By: Jaime W. Mejía (Translated by Jessica Schwartzman)
Last Thursday during Pa’Arriba Foundation’s Neighborly Conversations Dialogue Circle, we began to talk about a large problem present across the Americas: widespread violence.
Countries like Mexico, Colombia, Honduras, Guatemala, El Salvador, Venezuela, experience violence on par with Afghanistan, Syria, and Iraq. It seems outrageous that because of this, the world may start to categorize Latinos, generally kind people, as criminals and terrorists.
Long ago it was highly unusual to find oneself in a dangerous situation because we took care of one another, employment circumstances were different, the economy was different and our needs were not what they are today.
Currently, cell phone robberies have become common, as have carjackings, armed muggings, and assaults in stores and pharmacies involving vulnerable pedestrians. In fact, these events have become far too common.
But, what similar patterns can we find in all of these situations?
In theory, it would be easier and more productive for the people committing these crimes – who often come from dysfunctional homes and economically poor backgrounds – to read, study, prepare themselves for a career, or get a job, but in reality this isn’t an option for them. Instead, many of them resort to drugs or alcohol to forget their problems.
Consequently, those same individuals become violent in order to satisfy their addictions. It’s rare that a robber steals in order to feed their kids or support their spouse.
Using force, aggression or robbing people to get what they need is a “modus operandi”, but it is also a desperate plea to society for attention.
Vulnerable people resort to violence due to a lack of opportunity. What opportunities can a kid have when their father gets drunk and hits their mother?
What kind of example is set by a family member who robs or kills?
What type of person can a child become if they are completely abandoned and grow up with the laws of the street? Or worse, when parents teach their kids this type of behavior?
Fear makes us easy prey for armed criminals. It is always preferable to lose a material belonging than to lose one’s life.
Let’s not look away
It’s good to appreciate life and give thanks for being in a safe environment, but it’s also important to place ourselves in the shoes of people committing the crimes, many of whom lack culture, encouragement and affection.
They likely have significant material and spiritual needs that have not been met. Perhaps there are extenuating circumstances as well.
Does a society exist that provides educational opportunities, employment and motivation, that helps a person know that they are accepted as a fundamental member of a community and makes them feel useful?
Let’s put ourselves, just for a minute, into the shoes of the thieves.
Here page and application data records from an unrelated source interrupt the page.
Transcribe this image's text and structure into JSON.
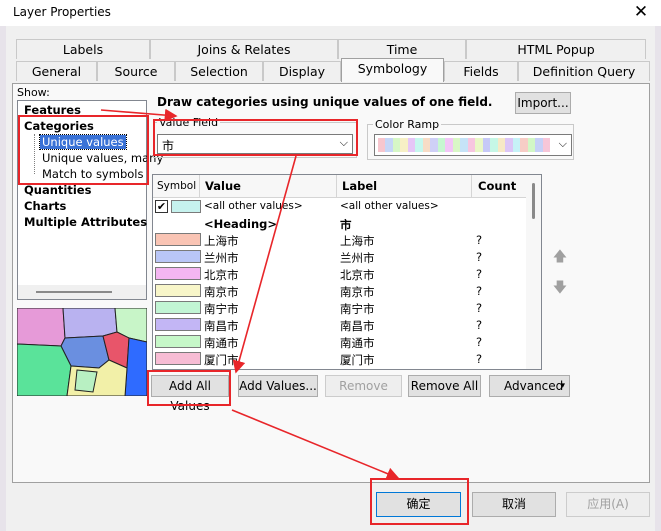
{
  "window": {
    "title": "Layer Properties"
  },
  "tabs_row1": [
    "Labels",
    "Joins & Relates",
    "Time",
    "HTML Popup"
  ],
  "tabs_row2": [
    "General",
    "Source",
    "Selection",
    "Display",
    "Symbology",
    "Fields",
    "Definition Query"
  ],
  "active_tab": "Symbology",
  "show_label": "Show:",
  "tree": {
    "features": "Features",
    "categories": "Categories",
    "cat_items": [
      "Unique values",
      "Unique values, many",
      "Match to symbols in a"
    ],
    "quantities": "Quantities",
    "charts": "Charts",
    "multiple": "Multiple Attributes"
  },
  "heading_text": "Draw categories using unique values of one field.",
  "import_label": "Import...",
  "value_field": {
    "label": "Value Field",
    "value": "市"
  },
  "color_ramp": {
    "label": "Color Ramp",
    "colors": [
      "#f7c6ce",
      "#c6d6f7",
      "#d6f7c6",
      "#f7f0c6",
      "#e6c6f7",
      "#c6f7ee",
      "#f7dcc6",
      "#cfd0f7",
      "#c6f7d1",
      "#f2c6f7",
      "#d9f7c6",
      "#c6e3f7",
      "#f7c6e0",
      "#e9f7c6",
      "#c6c9f7",
      "#c6f7e6",
      "#f7e9c6",
      "#dcc6f7",
      "#c6f2f7",
      "#f7cdc6",
      "#d2f7c6",
      "#c6d0f7",
      "#f7c6d8"
    ]
  },
  "table": {
    "headers": [
      "Symbol",
      "Value",
      "Label",
      "Count"
    ],
    "all_other": {
      "value": "<all other values>",
      "label": "<all other values>",
      "color": "#c6f2ee"
    },
    "heading_row": {
      "value": "<Heading>",
      "label": "市"
    },
    "rows": [
      {
        "value": "上海市",
        "label": "上海市",
        "count": "?",
        "color": "#f9c4b4"
      },
      {
        "value": "兰州市",
        "label": "兰州市",
        "count": "?",
        "color": "#b9c6f7"
      },
      {
        "value": "北京市",
        "label": "北京市",
        "count": "?",
        "color": "#f4b6f2"
      },
      {
        "value": "南京市",
        "label": "南京市",
        "count": "?",
        "color": "#f8f6c9"
      },
      {
        "value": "南宁市",
        "label": "南宁市",
        "count": "?",
        "color": "#c2f5d4"
      },
      {
        "value": "南昌市",
        "label": "南昌市",
        "count": "?",
        "color": "#c3b6f5"
      },
      {
        "value": "南通市",
        "label": "南通市",
        "count": "?",
        "color": "#c6f7c8"
      },
      {
        "value": "厦门市",
        "label": "厦门市",
        "count": "?",
        "color": "#f7bcd4"
      },
      {
        "value": "",
        "label": "",
        "count": "?",
        "color": "#c8e8f7"
      }
    ]
  },
  "buttons": {
    "add_all": "Add All Values",
    "add_values": "Add Values...",
    "remove": "Remove",
    "remove_all": "Remove All",
    "advanced": "Advanced"
  },
  "footer": {
    "ok": "确定",
    "cancel": "取消",
    "apply": "应用(A)"
  }
}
Not to justify their actions, but to understand that people born into difficult circumstances face problems we often can’t see or comprehend. And to realize that we, both personally and as a society, have the power to make a change.
#NoMoreViolenceInLatinAmerica #WeWantPeace #NeighborlyConversations #QuitoWithoutViolence #WeWantOurselvesOutOfHarmsWay